Octopuses look like a tangle of squishy arms, and yet they never tie their limbs in a knot, finds a new study that determined octopus skin repels itself.
The discovery, published in the latest issue of Current Biology, is helping researchers to design soft robots, such as for surgical use, that can reshape their bodies without becoming a jumbled mess.
It also solves a mystery about octopuses, whose brains appear to be unaware of what their two legs and six arms are doing. A chemical produced by octopus skin temporarily prevents octopus suckers from sucking.
"We were surprised that nobody before us had noticed this very robust and easy-to-detect phenomena," co-author Guy Levy of the Hebrew University of Jerusalem, said in a press release. "We were entirely surprised by the brilliant and simple solution of the octopus to this potentially very complicated problem."
We humans don't have such problems because our rigid skeletons limit the number of possibilities of where our arms and legs could be.
"Our motor control system is based on a rather fixed representation of the motor and sensory systems in the brain in a formant of maps that have body part coordinates," explained co-author Binyamin Hochner.
He continued, "It is hard to envisage similar mechanisms to function in the octopus brain because its very long and flexible arms have an infinite number of degrees of freedom. Therefore, using such maps would have been tremendously difficult for the octopus, and maybe even impossible."
As a demonstration of that freedom, check out this video that shows just how amazingly flexible these marine animals can be:
For the study, Hochner and his colleagues observed the behavior of amputated octopus arms, which remain very active for an hour after separation. (Octopuses can grow their arms back, but doing so is energetically costly.)
Those observations showed that the arms never grabbed octopus skin, though they would grab a skinned octopus arm. The octopus arms didn’t grab Petri dishes covered with octopus skin either, and they attached to dishes covered with octopus skin extract with much less force than they otherwise would.
"The results so far show, and for the first time, that the skin of the octopus prevents octopus arms from attaching to each other or to themselves in a reflexive manner," the researchers wrote. "The drastic reduction in the response to the skin crude extract suggests that a specific chemical signal in the skin mediates the inhibition of sucker grabbing."
They haven't yet identified that particular chemical, but when they do, it could lead to a new and formidable class of soft robots. If you watched the video here of the octopus, you can imagine some of the possibilities, of robots going in and out of very precarious situations and bouncing back to their original shape good as new.
"Soft robots have advantages that they can reshape their body," co-author Nir Nesher explained. "This is especially advantageous in unfamiliar environments with many obstacles that can be bypassed only by flexible manipulators, such as the internal human body environment."
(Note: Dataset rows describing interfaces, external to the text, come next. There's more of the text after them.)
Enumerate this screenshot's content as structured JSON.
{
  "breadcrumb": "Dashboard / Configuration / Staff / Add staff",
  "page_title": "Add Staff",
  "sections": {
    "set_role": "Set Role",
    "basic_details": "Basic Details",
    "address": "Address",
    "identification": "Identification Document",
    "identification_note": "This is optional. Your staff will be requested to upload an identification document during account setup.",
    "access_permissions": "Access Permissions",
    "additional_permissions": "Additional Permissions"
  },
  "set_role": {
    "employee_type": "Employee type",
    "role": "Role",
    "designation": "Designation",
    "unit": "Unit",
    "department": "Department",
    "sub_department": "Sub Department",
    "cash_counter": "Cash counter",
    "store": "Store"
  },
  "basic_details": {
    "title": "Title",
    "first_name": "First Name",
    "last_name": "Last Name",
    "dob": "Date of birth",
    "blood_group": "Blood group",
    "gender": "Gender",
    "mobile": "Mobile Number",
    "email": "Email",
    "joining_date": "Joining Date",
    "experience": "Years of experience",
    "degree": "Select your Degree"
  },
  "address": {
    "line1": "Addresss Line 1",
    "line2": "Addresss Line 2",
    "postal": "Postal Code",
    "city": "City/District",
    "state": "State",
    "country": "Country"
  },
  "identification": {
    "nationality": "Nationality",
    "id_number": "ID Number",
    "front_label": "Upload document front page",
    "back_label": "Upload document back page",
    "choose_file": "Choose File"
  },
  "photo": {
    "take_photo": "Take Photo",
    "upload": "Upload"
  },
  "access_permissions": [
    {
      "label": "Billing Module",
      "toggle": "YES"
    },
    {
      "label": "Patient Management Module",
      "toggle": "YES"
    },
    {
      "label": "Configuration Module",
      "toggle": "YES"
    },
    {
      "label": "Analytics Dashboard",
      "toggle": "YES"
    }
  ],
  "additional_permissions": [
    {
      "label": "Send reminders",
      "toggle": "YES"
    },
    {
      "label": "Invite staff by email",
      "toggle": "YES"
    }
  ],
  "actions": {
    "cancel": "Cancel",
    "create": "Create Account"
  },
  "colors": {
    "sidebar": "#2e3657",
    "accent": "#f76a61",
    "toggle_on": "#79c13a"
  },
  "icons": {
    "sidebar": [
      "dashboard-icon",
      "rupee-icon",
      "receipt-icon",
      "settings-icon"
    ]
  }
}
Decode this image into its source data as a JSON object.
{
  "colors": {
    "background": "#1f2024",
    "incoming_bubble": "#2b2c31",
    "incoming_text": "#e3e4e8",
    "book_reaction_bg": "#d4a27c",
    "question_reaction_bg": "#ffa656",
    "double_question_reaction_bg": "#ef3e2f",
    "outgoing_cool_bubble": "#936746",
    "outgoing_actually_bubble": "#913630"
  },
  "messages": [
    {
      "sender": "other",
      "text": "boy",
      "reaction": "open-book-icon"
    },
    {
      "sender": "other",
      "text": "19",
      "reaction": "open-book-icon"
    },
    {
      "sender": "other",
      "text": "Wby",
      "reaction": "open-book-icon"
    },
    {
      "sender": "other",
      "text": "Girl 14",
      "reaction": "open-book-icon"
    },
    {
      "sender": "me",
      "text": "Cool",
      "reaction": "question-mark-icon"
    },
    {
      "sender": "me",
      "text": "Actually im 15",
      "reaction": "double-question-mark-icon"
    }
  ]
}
The researchers shared their findings with European Commission project STIFF-FLOP, which is working on developing a flexible surgical manipulator in the shape of an octopus arm.
Image: Octopus. Credit: Wikimedia Commons